(Data records for software interfaces)
==================================================

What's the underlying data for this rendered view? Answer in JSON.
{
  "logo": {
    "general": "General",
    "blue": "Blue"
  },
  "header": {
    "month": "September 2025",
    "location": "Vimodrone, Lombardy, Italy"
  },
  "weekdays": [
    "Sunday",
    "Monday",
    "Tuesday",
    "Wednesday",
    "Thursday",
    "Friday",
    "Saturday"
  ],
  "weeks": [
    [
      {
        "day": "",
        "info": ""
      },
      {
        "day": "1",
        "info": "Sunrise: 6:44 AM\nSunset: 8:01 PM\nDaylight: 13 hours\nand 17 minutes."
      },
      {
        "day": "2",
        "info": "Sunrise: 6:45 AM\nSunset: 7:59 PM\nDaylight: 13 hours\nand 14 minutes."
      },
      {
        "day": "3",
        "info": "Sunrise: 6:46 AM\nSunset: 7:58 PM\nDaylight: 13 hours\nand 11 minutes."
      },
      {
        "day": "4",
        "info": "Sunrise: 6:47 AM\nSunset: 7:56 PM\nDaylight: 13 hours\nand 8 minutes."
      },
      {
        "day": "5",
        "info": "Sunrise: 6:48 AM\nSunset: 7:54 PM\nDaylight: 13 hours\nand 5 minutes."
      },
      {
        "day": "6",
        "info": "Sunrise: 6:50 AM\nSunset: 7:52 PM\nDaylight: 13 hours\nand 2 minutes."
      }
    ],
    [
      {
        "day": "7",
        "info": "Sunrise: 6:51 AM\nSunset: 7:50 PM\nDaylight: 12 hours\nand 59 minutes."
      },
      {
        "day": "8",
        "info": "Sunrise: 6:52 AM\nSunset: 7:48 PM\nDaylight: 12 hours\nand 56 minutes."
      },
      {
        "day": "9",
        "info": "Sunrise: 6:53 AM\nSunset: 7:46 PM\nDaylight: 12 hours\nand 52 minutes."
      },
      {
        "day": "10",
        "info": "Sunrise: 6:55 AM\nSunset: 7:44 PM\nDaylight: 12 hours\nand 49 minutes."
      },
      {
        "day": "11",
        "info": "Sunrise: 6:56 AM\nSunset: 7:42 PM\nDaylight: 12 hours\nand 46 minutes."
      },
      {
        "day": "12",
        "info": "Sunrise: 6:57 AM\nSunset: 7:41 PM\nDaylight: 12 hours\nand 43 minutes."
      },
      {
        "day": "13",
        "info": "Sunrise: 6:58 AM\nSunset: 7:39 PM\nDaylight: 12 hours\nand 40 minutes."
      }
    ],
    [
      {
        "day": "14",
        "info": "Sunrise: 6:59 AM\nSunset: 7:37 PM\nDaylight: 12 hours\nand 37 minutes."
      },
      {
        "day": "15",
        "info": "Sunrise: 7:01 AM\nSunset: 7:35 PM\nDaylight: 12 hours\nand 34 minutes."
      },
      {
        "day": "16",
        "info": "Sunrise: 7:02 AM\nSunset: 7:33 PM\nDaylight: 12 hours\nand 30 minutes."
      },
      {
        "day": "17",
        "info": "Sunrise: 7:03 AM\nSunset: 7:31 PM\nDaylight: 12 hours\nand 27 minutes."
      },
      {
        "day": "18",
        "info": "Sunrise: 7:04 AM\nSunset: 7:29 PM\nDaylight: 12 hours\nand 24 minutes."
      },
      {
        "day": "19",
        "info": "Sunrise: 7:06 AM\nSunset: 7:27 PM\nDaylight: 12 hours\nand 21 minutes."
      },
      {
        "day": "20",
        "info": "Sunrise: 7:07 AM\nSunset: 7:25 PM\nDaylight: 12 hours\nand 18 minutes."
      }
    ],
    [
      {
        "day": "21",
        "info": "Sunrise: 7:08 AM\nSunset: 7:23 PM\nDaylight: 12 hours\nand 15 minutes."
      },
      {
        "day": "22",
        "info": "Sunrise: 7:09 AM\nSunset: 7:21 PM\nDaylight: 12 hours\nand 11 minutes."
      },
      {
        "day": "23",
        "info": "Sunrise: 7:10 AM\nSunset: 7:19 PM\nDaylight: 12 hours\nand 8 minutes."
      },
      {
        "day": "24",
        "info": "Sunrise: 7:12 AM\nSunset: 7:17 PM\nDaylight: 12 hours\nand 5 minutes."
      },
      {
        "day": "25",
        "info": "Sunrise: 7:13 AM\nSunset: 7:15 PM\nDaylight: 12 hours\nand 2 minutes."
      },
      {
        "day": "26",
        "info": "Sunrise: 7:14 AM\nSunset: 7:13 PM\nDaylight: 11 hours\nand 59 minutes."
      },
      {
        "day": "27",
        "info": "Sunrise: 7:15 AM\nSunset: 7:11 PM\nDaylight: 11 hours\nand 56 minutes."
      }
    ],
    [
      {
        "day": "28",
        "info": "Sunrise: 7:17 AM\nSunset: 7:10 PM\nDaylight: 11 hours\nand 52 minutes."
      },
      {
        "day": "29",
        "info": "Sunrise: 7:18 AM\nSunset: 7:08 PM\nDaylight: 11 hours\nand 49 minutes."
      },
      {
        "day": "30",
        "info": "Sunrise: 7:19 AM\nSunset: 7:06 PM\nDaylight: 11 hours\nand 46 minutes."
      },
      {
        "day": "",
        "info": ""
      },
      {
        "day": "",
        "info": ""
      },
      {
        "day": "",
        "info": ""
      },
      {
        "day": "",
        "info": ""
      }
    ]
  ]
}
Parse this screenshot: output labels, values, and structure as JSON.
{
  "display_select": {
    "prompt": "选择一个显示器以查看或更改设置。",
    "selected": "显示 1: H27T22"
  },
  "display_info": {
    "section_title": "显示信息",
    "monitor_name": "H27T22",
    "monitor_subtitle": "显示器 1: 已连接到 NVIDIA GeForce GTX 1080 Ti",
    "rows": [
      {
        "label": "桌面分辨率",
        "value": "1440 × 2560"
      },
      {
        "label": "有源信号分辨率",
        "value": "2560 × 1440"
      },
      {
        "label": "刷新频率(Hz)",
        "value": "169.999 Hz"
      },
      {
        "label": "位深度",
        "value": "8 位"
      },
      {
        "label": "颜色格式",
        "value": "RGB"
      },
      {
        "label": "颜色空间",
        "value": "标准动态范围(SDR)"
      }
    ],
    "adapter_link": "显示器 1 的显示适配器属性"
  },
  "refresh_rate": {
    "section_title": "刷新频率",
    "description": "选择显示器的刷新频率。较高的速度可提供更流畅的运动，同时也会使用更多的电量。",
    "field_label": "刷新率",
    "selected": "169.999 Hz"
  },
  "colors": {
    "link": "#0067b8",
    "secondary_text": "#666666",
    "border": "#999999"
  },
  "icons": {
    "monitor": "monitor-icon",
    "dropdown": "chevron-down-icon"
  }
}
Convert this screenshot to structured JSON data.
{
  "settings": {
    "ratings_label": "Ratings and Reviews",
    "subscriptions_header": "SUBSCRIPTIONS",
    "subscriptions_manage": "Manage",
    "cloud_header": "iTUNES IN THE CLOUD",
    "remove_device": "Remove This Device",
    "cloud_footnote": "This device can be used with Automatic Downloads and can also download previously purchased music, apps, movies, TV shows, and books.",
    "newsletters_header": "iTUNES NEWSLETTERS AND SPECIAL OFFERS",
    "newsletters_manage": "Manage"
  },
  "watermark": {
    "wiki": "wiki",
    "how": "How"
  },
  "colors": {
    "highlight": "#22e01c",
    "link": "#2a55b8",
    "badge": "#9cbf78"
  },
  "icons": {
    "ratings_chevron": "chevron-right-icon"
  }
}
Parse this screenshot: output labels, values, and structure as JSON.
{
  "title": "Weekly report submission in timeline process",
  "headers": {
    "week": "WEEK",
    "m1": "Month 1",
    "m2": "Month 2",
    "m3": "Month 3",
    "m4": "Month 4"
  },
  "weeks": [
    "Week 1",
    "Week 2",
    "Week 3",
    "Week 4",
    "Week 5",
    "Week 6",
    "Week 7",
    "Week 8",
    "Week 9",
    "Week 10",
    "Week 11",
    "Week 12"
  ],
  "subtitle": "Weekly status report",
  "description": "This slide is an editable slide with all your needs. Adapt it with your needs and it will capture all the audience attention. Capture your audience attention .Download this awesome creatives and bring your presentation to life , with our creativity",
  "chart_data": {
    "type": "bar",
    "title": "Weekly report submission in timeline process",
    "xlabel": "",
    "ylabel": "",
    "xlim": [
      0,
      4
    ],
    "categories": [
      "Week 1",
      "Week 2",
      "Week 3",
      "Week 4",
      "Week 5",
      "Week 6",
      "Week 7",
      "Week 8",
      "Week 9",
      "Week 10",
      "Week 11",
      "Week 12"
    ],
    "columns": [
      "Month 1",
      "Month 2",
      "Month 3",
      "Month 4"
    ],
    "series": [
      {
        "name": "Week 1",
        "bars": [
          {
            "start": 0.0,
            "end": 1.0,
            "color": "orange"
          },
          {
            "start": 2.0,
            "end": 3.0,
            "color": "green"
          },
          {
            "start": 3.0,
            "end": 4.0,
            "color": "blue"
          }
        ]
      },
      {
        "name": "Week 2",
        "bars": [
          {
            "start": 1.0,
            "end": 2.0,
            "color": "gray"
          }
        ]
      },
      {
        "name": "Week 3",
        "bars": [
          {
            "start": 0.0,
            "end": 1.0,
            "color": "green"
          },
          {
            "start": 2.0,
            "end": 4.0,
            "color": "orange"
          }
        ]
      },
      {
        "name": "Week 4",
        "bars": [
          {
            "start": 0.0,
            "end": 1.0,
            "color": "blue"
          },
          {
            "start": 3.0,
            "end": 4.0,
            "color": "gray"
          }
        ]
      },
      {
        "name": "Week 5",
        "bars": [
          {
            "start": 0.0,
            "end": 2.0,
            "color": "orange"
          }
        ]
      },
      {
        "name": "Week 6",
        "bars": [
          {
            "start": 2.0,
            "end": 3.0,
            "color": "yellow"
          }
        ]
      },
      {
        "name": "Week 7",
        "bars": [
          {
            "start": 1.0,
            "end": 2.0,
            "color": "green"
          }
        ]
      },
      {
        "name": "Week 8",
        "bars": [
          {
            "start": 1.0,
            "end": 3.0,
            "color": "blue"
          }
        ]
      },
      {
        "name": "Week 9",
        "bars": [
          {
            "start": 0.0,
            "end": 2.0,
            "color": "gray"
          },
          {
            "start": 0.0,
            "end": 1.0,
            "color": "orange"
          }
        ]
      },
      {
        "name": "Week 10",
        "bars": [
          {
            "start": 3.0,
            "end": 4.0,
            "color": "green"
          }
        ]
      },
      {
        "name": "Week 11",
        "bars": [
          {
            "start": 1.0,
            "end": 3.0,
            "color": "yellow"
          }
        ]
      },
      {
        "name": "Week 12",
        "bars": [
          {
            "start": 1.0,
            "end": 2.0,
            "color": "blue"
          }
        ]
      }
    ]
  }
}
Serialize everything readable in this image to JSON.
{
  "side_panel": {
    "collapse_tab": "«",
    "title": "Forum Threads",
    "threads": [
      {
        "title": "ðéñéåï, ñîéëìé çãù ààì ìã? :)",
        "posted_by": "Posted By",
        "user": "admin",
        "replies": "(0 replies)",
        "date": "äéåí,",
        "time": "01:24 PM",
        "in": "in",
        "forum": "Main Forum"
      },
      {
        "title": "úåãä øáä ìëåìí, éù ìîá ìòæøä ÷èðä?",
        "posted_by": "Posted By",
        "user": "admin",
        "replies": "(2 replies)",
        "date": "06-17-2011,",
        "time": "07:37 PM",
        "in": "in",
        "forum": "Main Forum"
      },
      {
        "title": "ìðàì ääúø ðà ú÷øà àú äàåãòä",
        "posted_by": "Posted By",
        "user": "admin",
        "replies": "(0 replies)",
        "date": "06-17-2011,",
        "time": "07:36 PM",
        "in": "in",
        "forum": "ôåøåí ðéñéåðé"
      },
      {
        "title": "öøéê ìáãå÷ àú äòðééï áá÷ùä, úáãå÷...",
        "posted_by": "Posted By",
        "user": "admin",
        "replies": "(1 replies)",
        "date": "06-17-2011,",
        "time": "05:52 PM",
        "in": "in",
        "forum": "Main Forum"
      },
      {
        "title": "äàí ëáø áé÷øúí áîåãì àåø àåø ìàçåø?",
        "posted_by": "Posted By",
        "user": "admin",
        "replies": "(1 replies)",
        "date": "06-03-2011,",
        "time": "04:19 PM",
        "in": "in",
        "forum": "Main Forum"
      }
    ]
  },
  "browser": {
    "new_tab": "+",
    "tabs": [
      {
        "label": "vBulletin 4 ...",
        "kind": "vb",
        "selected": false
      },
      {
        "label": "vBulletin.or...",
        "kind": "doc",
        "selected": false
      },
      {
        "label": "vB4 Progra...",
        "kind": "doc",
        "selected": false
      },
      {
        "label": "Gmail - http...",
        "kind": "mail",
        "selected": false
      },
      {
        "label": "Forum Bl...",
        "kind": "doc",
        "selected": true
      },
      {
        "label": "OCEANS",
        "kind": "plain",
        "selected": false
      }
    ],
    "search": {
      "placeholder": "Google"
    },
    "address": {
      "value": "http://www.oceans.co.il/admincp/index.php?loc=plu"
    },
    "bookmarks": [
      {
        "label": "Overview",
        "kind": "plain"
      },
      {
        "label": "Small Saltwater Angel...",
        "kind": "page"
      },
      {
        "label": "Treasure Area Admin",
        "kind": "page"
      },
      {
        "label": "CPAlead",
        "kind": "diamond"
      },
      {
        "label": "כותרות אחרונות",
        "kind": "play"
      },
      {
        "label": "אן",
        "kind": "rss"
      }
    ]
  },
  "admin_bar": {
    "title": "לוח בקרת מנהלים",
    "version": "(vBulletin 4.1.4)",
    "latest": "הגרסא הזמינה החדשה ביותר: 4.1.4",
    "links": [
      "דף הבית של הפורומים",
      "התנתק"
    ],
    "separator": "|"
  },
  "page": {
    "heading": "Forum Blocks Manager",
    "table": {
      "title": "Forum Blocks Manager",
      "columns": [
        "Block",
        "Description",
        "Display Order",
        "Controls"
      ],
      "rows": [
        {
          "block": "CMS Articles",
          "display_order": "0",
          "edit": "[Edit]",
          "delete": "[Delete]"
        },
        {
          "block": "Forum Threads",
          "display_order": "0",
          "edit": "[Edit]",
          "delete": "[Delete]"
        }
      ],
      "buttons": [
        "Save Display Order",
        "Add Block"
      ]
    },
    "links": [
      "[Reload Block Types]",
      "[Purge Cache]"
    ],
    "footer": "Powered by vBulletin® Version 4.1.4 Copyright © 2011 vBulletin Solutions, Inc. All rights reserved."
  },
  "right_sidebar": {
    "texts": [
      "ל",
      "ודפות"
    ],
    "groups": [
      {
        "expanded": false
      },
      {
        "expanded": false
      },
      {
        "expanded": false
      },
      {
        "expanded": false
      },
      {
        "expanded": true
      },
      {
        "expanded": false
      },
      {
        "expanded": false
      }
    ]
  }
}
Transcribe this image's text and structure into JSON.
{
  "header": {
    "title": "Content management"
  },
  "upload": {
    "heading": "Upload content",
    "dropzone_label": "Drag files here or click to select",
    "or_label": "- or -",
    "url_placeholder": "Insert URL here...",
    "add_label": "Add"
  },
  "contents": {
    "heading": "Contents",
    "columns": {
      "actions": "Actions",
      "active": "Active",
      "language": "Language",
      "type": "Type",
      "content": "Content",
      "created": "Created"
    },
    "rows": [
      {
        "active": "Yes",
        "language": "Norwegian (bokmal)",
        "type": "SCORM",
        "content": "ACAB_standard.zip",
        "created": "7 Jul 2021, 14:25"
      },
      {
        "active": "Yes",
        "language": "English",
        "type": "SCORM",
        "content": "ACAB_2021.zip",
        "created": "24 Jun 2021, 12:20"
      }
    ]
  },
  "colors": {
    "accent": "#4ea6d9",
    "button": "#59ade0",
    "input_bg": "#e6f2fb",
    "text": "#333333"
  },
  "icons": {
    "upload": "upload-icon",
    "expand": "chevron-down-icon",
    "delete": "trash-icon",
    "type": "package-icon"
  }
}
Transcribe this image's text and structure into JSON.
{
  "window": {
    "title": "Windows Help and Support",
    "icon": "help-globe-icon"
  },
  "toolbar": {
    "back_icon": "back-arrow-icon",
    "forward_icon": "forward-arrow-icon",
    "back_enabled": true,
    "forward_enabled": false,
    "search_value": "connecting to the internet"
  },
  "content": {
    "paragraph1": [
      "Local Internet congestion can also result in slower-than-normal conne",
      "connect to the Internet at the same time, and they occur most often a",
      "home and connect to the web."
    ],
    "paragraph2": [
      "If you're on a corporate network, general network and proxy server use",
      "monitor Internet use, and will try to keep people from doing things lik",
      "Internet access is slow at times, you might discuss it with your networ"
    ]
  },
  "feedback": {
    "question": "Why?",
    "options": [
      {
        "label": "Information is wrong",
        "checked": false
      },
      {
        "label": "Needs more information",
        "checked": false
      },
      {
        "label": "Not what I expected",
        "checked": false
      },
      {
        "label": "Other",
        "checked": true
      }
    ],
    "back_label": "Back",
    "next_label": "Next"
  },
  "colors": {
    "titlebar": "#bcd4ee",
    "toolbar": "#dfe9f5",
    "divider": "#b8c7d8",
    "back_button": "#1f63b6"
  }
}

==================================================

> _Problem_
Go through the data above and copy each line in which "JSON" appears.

> _Response_
What's the underlying data for this rendered view? Answer in JSON.
Parse this screenshot: output labels, values, and structure as JSON.
Convert this screenshot to structured JSON data.
Parse this screenshot: output labels, values, and structure as JSON.
Serialize everything readable in this image to JSON.
Transcribe this image's text and structure into JSON.
Transcribe this image's text and structure into JSON.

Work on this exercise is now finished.